Julie will look at the schedule for the top-level goals in the system. Joe has explained that all of the structured requirements in the system roll up to those goals, so she can ignore everything else. Julie is immediately overwhelmed with information, but with some coaching is able to ignore the noise and focus on the signal (the scheduled dates for the goals). She’s content that everything appears to be ok. What Julie doesn’t realize is that the underlying requirements for one of her main goals has slipped by a release, and the date for the goal hasn’t been updated. She would not be able to work through the traceability matrix in the application to find the problem.
Thom is struggling – every morning he sees that at least a dozen requirements for the current release have changed. He has to keep an archived version of the SRS and compare the two files to see which changes are irrelevant (typos, etc), and which ones affect his scoping, or change functionality after it’s been implemented. Thom can use the interface, but it’s yet another complex system that he doesn’t have time to learn. He’s frustrated that he has to spend any time at all doing it, and especially frustrated that the one thing he needs the most (to understand what has changed, at a detail level) has to be done manually by him.

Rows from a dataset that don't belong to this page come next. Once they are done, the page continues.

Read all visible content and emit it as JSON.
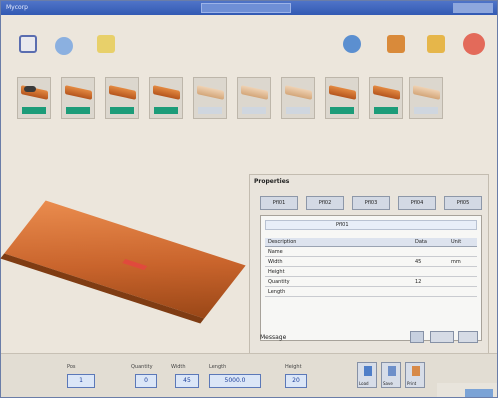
{
  "window": {
    "app_title": "Mycorp",
    "title_box": "",
    "colors": {
      "titlebar": "#3f66c0",
      "accent_green": "#1c9c79",
      "wood": "#c9642c"
    }
  },
  "toolbar": {
    "left": [
      {
        "icon": "new-document-icon"
      },
      {
        "icon": "open-icon"
      },
      {
        "icon": "wizard-icon"
      }
    ],
    "right": [
      {
        "icon": "refresh-icon"
      },
      {
        "icon": "layers-icon"
      },
      {
        "icon": "folder-icon"
      },
      {
        "icon": "close-icon"
      }
    ]
  },
  "thumbnails": [
    {
      "style": "dark",
      "tag": "on"
    },
    {
      "style": "wood",
      "tag": "on"
    },
    {
      "style": "wood",
      "tag": "on"
    },
    {
      "style": "wood",
      "tag": "on"
    },
    {
      "style": "light",
      "tag": "off"
    },
    {
      "style": "light",
      "tag": "off"
    },
    {
      "style": "light",
      "tag": "off"
    },
    {
      "style": "wood",
      "tag": "on"
    },
    {
      "style": "wood",
      "tag": "on"
    },
    {
      "style": "light",
      "tag": "off"
    }
  ],
  "panel": {
    "title": "Properties",
    "tabs": [
      "Pfl01",
      "Pfl02",
      "Pfl03",
      "Pfl04",
      "Pfl05"
    ],
    "combo": "Pfl01",
    "headers": [
      "Description",
      "Data",
      "Unit"
    ],
    "rows": [
      [
        "Name",
        "",
        ""
      ],
      [
        "Width",
        "45",
        "mm"
      ],
      [
        "Height",
        "",
        ""
      ],
      [
        "Quantity",
        "12",
        ""
      ],
      [
        "Length",
        "",
        ""
      ]
    ],
    "footer_label": "Message"
  },
  "bottom": {
    "fields": [
      {
        "label": "Pos",
        "value": "1"
      },
      {
        "label": "Quantity",
        "value": "0"
      },
      {
        "label": "Width",
        "value": "45"
      },
      {
        "label": "Length",
        "value": "5000.0"
      },
      {
        "label": "Height",
        "value": "20"
      }
    ],
    "buttons": [
      {
        "label": "Load",
        "icon": "load-icon"
      },
      {
        "label": "Save",
        "icon": "save-icon"
      },
      {
        "label": "Print",
        "icon": "print-icon"
      }
    ]
  }
}
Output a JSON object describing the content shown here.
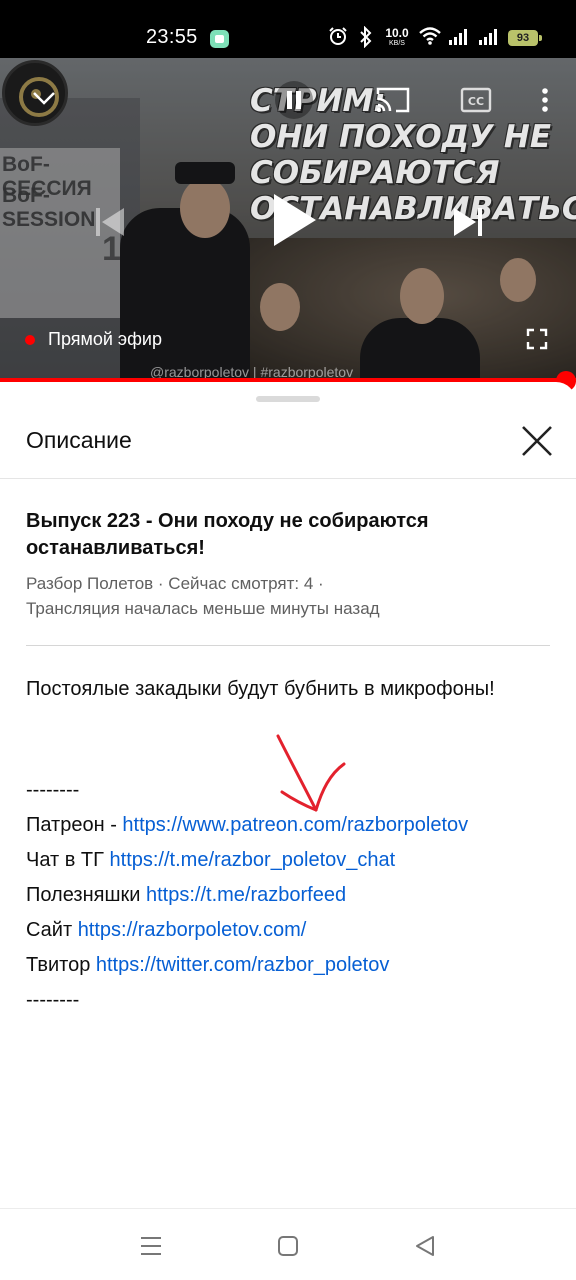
{
  "status_bar": {
    "time": "23:55",
    "net_speed_value": "10.0",
    "net_speed_unit": "KB/S",
    "battery": "93",
    "icons": [
      "app-notification-icon",
      "alarm-icon",
      "bluetooth-icon",
      "wifi-icon",
      "signal-icon",
      "signal-icon-2",
      "battery-icon"
    ]
  },
  "player": {
    "overlay_title": "СТРИМ:\nОНИ ПОХОДУ НЕ\nСОБИРАЮТСЯ\nОСТАНАВЛИВАТЬСЯ!",
    "banner_line1": "BoF-СЕССИЯ",
    "banner_line2": "BoF-SESSION",
    "banner_num": "1",
    "watermark": "@razborpoletov  |  #razborpoletov",
    "live_label": "Прямой эфир",
    "live_color": "#ff0000",
    "icons": [
      "chevron-down-icon",
      "pause-icon",
      "cast-icon",
      "captions-icon",
      "more-vert-icon",
      "skip-previous-icon",
      "play-icon",
      "skip-next-icon",
      "fullscreen-icon"
    ]
  },
  "sheet": {
    "title": "Описание",
    "video_title": "Выпуск 223 -  Они походу не собираются останавливаться!",
    "meta_line1": "Разбор Полетов · Сейчас смотрят: 4 ·",
    "meta_line2": "Трансляция началась меньше минуты назад",
    "description": "Постоялые закадыки будут бубнить в микрофоны!",
    "separator": "--------",
    "links": [
      {
        "label": "Патреон - ",
        "url": "https://www.patreon.com/razborpoletov"
      },
      {
        "label": "Чат в ТГ ",
        "url": "https://t.me/razbor_poletov_chat"
      },
      {
        "label": "Полезняшки ",
        "url": "https://t.me/razborfeed"
      },
      {
        "label": "Сайт ",
        "url": "https://razborpoletov.com/"
      },
      {
        "label": "Твитор ",
        "url": "https://twitter.com/razbor_poletov"
      }
    ],
    "link_color": "#065fd4",
    "annotation_color": "#e3212d"
  },
  "nav_bar": {
    "icons": [
      "menu-icon",
      "home-icon",
      "back-icon"
    ]
  }
}
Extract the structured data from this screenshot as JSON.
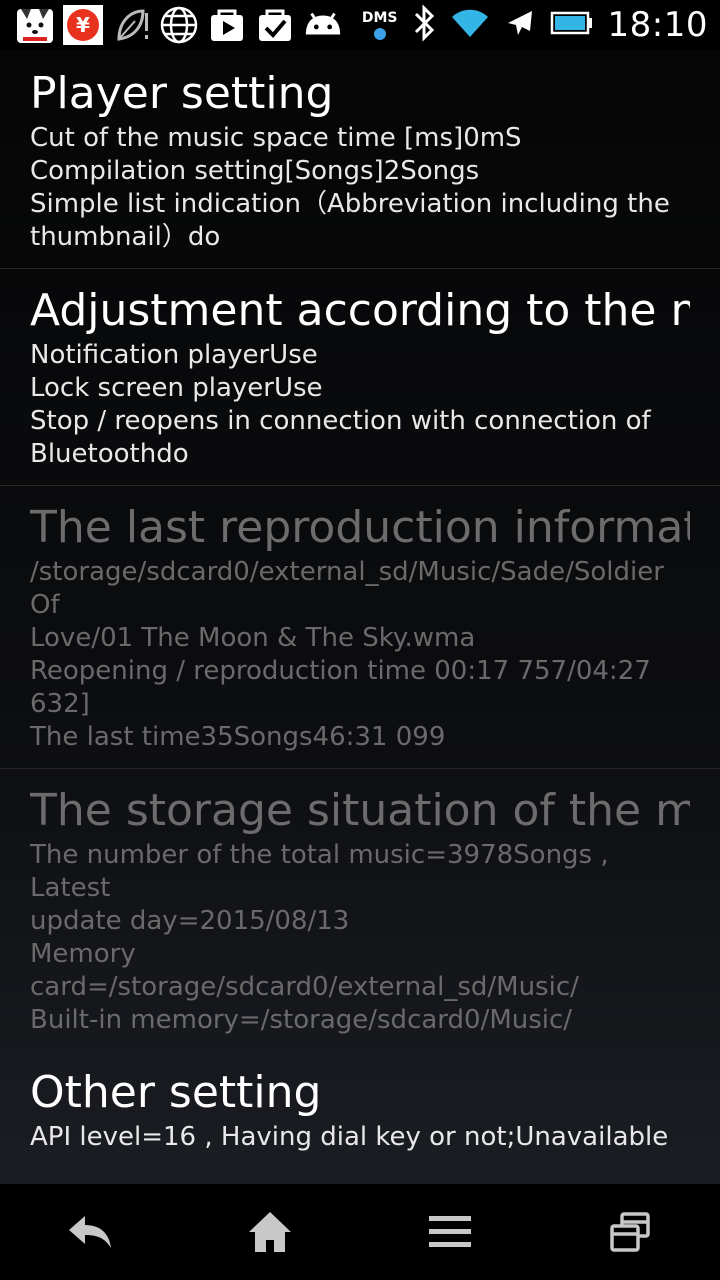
{
  "status_bar": {
    "icons": [
      "dog-mascot-icon",
      "yen-app-icon",
      "leaf-icon",
      "globe-icon",
      "play-store-icon",
      "task-check-icon",
      "android-icon"
    ],
    "dms_label": "DMS",
    "right_icons": [
      "bluetooth-icon",
      "wifi-icon",
      "airplane-icon",
      "battery-icon"
    ],
    "time": "18:10"
  },
  "sections": [
    {
      "title": "Player setting",
      "lines": [
        "Cut of the music space time [ms]0mS",
        "Compilation setting[Songs]2Songs",
        "Simple list indication（Abbreviation including the",
        "thumbnail）do"
      ]
    },
    {
      "title": "Adjustment according to the mode",
      "lines": [
        "Notification playerUse",
        "Lock screen playerUse",
        "Stop / reopens in connection with connection of",
        "Bluetoothdo"
      ]
    },
    {
      "title": "The last reproduction information",
      "lines": [
        "/storage/sdcard0/external_sd/Music/Sade/Soldier Of",
        "Love/01 The Moon & The Sky.wma",
        "Reopening / reproduction time 00:17 757/04:27 632]",
        "The last time35Songs46:31 099"
      ]
    },
    {
      "title": "The storage situation of the music",
      "lines": [
        "The number of the total music=3978Songs , Latest",
        "update day=2015/08/13",
        "Memory card=/storage/sdcard0/external_sd/Music/",
        "Built-in memory=/storage/sdcard0/Music/"
      ]
    },
    {
      "title": "Other setting",
      "lines": [
        "API level=16 , Having dial key or not;Unavailable"
      ]
    }
  ],
  "nav_bar": {
    "icons": [
      "back-icon",
      "home-icon",
      "menu-icon",
      "recent-apps-icon"
    ]
  }
}
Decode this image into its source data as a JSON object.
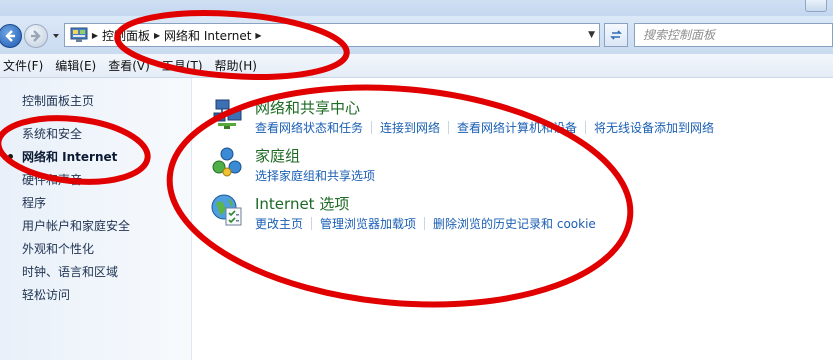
{
  "addressbar": {
    "crumbs": [
      "控制面板",
      "网络和 Internet"
    ],
    "search_placeholder": "搜索控制面板"
  },
  "menu": {
    "items": [
      "文件(F)",
      "编辑(E)",
      "查看(V)",
      "工具(T)",
      "帮助(H)"
    ]
  },
  "sidebar": {
    "items": [
      {
        "label": "控制面板主页",
        "active": false
      },
      {
        "label": "系统和安全",
        "active": false
      },
      {
        "label": "网络和 Internet",
        "active": true
      },
      {
        "label": "硬件和声音",
        "active": false
      },
      {
        "label": "程序",
        "active": false
      },
      {
        "label": "用户帐户和家庭安全",
        "active": false
      },
      {
        "label": "外观和个性化",
        "active": false
      },
      {
        "label": "时钟、语言和区域",
        "active": false
      },
      {
        "label": "轻松访问",
        "active": false
      }
    ]
  },
  "categories": [
    {
      "title": "网络和共享中心",
      "icon": "network-sharing-center-icon",
      "links": [
        "查看网络状态和任务",
        "连接到网络",
        "查看网络计算机和设备",
        "将无线设备添加到网络"
      ]
    },
    {
      "title": "家庭组",
      "icon": "homegroup-icon",
      "links": [
        "选择家庭组和共享选项"
      ]
    },
    {
      "title": "Internet 选项",
      "icon": "internet-options-icon",
      "links": [
        "更改主页",
        "管理浏览器加载项",
        "删除浏览的历史记录和 cookie"
      ]
    }
  ],
  "colors": {
    "category_title": "#1c6a23",
    "link": "#1a5fb4",
    "annotation_ring": "#e00000",
    "sidebar_bg": "#e9f0f9"
  }
}
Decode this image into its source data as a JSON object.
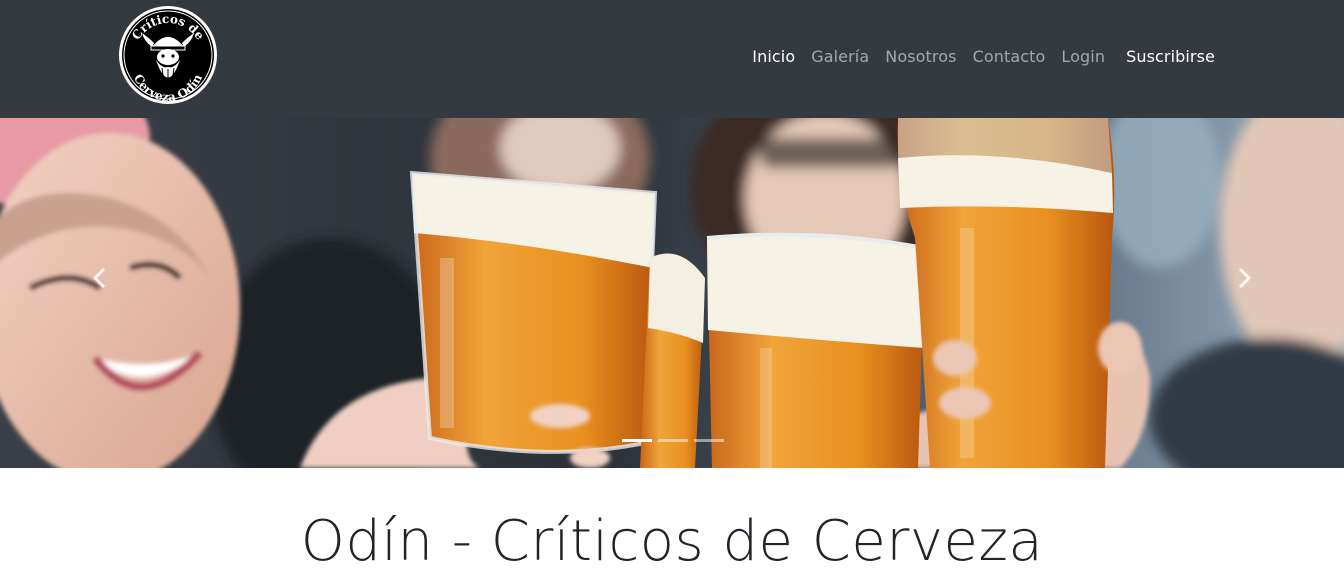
{
  "navbar": {
    "logo": {
      "text_top": "Críticos de",
      "text_bottom": "Cerveza Odín"
    },
    "links": [
      {
        "label": "Inicio",
        "active": true
      },
      {
        "label": "Galería",
        "active": false
      },
      {
        "label": "Nosotros",
        "active": false
      },
      {
        "label": "Contacto",
        "active": false
      },
      {
        "label": "Login",
        "active": false
      }
    ],
    "cta_label": "Suscribirse"
  },
  "carousel": {
    "slide_count": 3,
    "active_index": 0,
    "prev_icon": "chevron-left-icon",
    "next_icon": "chevron-right-icon"
  },
  "main": {
    "title": "Odín - Críticos de Cerveza"
  },
  "colors": {
    "navbar_bg": "#343a40",
    "beer": "#e08a22",
    "foam": "#f7f2e6"
  }
}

Joe is snug as a bug in a rug. The software works just like he expects it to work. Sure some steps are manual and tedious, but hey – managing requirements is hard work. Since Joe spends so much time in the application, all of the traceability is intuitive, he knows where everything is, and he’s even learned the shortcut keys for jumping around and mass updating of files. Joe doesn’t spend any cycles thinking about the UI, because it was designed for him – he gets to spend all of his time on his work.
Just thinking about the problems from the perspective of our key users makes the problems glaringly obvious. Why didn’t the RM software vendors tackle these problems? Aren’t they supposed to be requirements experts? Shouldn’t they have an appreciation that a central tool for a team is used by more than one team member? They implemented row-level locking in the database to support multiple users (says so right in the press release). Shouldn’t they realize that the simultaneous use is by different people? Someone needs to hurry up and build a requirements management system that is designed for all of the people that use it. Or at least the most important ones.
We can learn from their mistakes
When we are gathering requirements, if we do it in the context of the user personas, we can create great software. Goal driven development is a great framework for doing this. When we keep things at an abstract level, we run the risk of making the software unusable by key users. It may not prevent a sale, but it certainly jeopardizes a renewal or future sale.